> Source records:
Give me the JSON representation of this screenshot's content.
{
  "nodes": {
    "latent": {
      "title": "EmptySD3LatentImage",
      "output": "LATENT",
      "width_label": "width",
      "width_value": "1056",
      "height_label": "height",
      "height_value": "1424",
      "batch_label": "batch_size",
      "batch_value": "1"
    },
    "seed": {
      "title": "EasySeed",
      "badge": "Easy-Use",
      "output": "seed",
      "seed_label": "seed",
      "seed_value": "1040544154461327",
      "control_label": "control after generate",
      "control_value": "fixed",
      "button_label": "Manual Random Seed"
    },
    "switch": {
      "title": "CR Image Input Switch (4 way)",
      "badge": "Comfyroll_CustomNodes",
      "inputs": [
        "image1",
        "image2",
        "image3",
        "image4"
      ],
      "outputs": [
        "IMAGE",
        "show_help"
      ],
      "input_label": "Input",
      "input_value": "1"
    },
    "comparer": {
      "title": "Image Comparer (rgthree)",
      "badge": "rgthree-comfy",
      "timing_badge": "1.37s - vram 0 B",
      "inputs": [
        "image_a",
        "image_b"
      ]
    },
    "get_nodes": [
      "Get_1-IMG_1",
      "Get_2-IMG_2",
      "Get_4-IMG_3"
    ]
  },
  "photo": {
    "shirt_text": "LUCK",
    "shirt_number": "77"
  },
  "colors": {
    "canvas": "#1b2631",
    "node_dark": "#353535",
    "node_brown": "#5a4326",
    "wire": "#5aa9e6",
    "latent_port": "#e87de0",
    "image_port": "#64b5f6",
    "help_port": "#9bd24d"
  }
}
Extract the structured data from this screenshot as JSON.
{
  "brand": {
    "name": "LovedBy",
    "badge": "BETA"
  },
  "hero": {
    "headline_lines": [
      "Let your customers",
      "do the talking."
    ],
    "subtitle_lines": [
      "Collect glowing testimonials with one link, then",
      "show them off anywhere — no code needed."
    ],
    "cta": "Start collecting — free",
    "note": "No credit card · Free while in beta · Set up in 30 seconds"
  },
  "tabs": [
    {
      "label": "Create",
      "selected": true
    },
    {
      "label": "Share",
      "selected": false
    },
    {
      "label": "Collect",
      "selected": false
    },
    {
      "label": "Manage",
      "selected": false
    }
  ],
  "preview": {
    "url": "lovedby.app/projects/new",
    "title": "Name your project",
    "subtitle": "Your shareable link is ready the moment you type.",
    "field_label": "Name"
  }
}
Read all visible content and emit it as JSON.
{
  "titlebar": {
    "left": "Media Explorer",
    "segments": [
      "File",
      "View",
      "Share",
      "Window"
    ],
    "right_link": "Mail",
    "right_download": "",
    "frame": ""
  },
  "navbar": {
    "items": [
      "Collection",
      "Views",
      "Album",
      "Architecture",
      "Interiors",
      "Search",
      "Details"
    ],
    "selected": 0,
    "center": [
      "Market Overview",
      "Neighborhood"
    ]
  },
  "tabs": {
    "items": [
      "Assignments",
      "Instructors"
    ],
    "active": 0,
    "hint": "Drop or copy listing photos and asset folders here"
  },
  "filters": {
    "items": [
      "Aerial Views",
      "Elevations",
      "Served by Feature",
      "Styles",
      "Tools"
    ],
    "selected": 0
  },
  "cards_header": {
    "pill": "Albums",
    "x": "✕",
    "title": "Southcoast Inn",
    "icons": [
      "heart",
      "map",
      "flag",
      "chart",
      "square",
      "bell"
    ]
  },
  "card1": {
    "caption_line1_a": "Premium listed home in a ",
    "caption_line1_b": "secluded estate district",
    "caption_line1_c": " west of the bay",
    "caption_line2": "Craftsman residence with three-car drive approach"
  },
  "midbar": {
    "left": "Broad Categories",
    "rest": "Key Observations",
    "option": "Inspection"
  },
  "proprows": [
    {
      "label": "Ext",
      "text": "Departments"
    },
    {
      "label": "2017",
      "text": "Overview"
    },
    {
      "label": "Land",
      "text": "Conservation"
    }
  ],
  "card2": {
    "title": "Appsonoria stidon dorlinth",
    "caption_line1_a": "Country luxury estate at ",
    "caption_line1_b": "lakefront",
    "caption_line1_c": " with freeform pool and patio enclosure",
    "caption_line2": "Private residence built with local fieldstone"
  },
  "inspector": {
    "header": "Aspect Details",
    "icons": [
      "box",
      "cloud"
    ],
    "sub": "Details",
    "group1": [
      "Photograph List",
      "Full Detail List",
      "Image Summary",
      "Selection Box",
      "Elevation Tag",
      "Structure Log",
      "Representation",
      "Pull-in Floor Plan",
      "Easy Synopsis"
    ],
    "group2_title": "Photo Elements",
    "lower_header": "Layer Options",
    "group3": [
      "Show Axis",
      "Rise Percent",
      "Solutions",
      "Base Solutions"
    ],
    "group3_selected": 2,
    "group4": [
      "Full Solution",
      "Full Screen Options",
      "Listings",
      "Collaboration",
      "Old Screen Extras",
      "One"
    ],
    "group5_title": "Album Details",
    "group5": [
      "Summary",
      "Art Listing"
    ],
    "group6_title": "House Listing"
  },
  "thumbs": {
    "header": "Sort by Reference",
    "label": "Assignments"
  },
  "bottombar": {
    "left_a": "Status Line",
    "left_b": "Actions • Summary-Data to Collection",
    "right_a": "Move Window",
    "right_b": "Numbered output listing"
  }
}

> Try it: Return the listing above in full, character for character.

> Result below:
Give me the JSON representation of this screenshot's content.
{
  "nodes": {
    "latent": {
      "title": "EmptySD3LatentImage",
      "output": "LATENT",
      "width_label": "width",
      "width_value": "1056",
      "height_label": "height",
      "height_value": "1424",
      "batch_label": "batch_size",
      "batch_value": "1"
    },
    "seed": {
      "title": "EasySeed",
      "badge": "Easy-Use",
      "output": "seed",
      "seed_label": "seed",
      "seed_value": "1040544154461327",
      "control_label": "control after generate",
      "control_value": "fixed",
      "button_label": "Manual Random Seed"
    },
    "switch": {
      "title": "CR Image Input Switch (4 way)",
      "badge": "Comfyroll_CustomNodes",
      "inputs": [
        "image1",
        "image2",
        "image3",
        "image4"
      ],
      "outputs": [
        "IMAGE",
        "show_help"
      ],
      "input_label": "Input",
      "input_value": "1"
    },
    "comparer": {
      "title": "Image Comparer (rgthree)",
      "badge": "rgthree-comfy",
      "timing_badge": "1.37s - vram 0 B",
      "inputs": [
        "image_a",
        "image_b"
      ]
    },
    "get_nodes": [
      "Get_1-IMG_1",
      "Get_2-IMG_2",
      "Get_4-IMG_3"
    ]
  },
  "photo": {
    "shirt_text": "LUCK",
    "shirt_number": "77"
  },
  "colors": {
    "canvas": "#1b2631",
    "node_dark": "#353535",
    "node_brown": "#5a4326",
    "wire": "#5aa9e6",
    "latent_port": "#e87de0",
    "image_port": "#64b5f6",
    "help_port": "#9bd24d"
  }
}
Extract the structured data from this screenshot as JSON.
{
  "brand": {
    "name": "LovedBy",
    "badge": "BETA"
  },
  "hero": {
    "headline_lines": [
      "Let your customers",
      "do the talking."
    ],
    "subtitle_lines": [
      "Collect glowing testimonials with one link, then",
      "show them off anywhere — no code needed."
    ],
    "cta": "Start collecting — free",
    "note": "No credit card · Free while in beta · Set up in 30 seconds"
  },
  "tabs": [
    {
      "label": "Create",
      "selected": true
    },
    {
      "label": "Share",
      "selected": false
    },
    {
      "label": "Collect",
      "selected": false
    },
    {
      "label": "Manage",
      "selected": false
    }
  ],
  "preview": {
    "url": "lovedby.app/projects/new",
    "title": "Name your project",
    "subtitle": "Your shareable link is ready the moment you type.",
    "field_label": "Name"
  }
}
Read all visible content and emit it as JSON.
{
  "titlebar": {
    "left": "Media Explorer",
    "segments": [
      "File",
      "View",
      "Share",
      "Window"
    ],
    "right_link": "Mail",
    "right_download": "",
    "frame": ""
  },
  "navbar": {
    "items": [
      "Collection",
      "Views",
      "Album",
      "Architecture",
      "Interiors",
      "Search",
      "Details"
    ],
    "selected": 0,
    "center": [
      "Market Overview",
      "Neighborhood"
    ]
  },
  "tabs": {
    "items": [
      "Assignments",
      "Instructors"
    ],
    "active": 0,
    "hint": "Drop or copy listing photos and asset folders here"
  },
  "filters": {
    "items": [
      "Aerial Views",
      "Elevations",
      "Served by Feature",
      "Styles",
      "Tools"
    ],
    "selected": 0
  },
  "cards_header": {
    "pill": "Albums",
    "x": "✕",
    "title": "Southcoast Inn",
    "icons": [
      "heart",
      "map",
      "flag",
      "chart",
      "square",
      "bell"
    ]
  },
  "card1": {
    "caption_line1_a": "Premium listed home in a ",
    "caption_line1_b": "secluded estate district",
    "caption_line1_c": " west of the bay",
    "caption_line2": "Craftsman residence with three-car drive approach"
  },
  "midbar": {
    "left": "Broad Categories",
    "rest": "Key Observations",
    "option": "Inspection"
  },
  "proprows": [
    {
      "label": "Ext",
      "text": "Departments"
    },
    {
      "label": "2017",
      "text": "Overview"
    },
    {
      "label": "Land",
      "text": "Conservation"
    }
  ],
  "card2": {
    "title": "Appsonoria stidon dorlinth",
    "caption_line1_a": "Country luxury estate at ",
    "caption_line1_b": "lakefront",
    "caption_line1_c": " with freeform pool and patio enclosure",
    "caption_line2": "Private residence built with local fieldstone"
  },
  "inspector": {
    "header": "Aspect Details",
    "icons": [
      "box",
      "cloud"
    ],
    "sub": "Details",
    "group1": [
      "Photograph List",
      "Full Detail List",
      "Image Summary",
      "Selection Box",
      "Elevation Tag",
      "Structure Log",
      "Representation",
      "Pull-in Floor Plan",
      "Easy Synopsis"
    ],
    "group2_title": "Photo Elements",
    "lower_header": "Layer Options",
    "group3": [
      "Show Axis",
      "Rise Percent",
      "Solutions",
      "Base Solutions"
    ],
    "group3_selected": 2,
    "group4": [
      "Full Solution",
      "Full Screen Options",
      "Listings",
      "Collaboration",
      "Old Screen Extras",
      "One"
    ],
    "group5_title": "Album Details",
    "group5": [
      "Summary",
      "Art Listing"
    ],
    "group6_title": "House Listing"
  },
  "thumbs": {
    "header": "Sort by Reference",
    "label": "Assignments"
  },
  "bottombar": {
    "left_a": "Status Line",
    "left_b": "Actions • Summary-Data to Collection",
    "right_a": "Move Window",
    "right_b": "Numbered output listing"
  }
}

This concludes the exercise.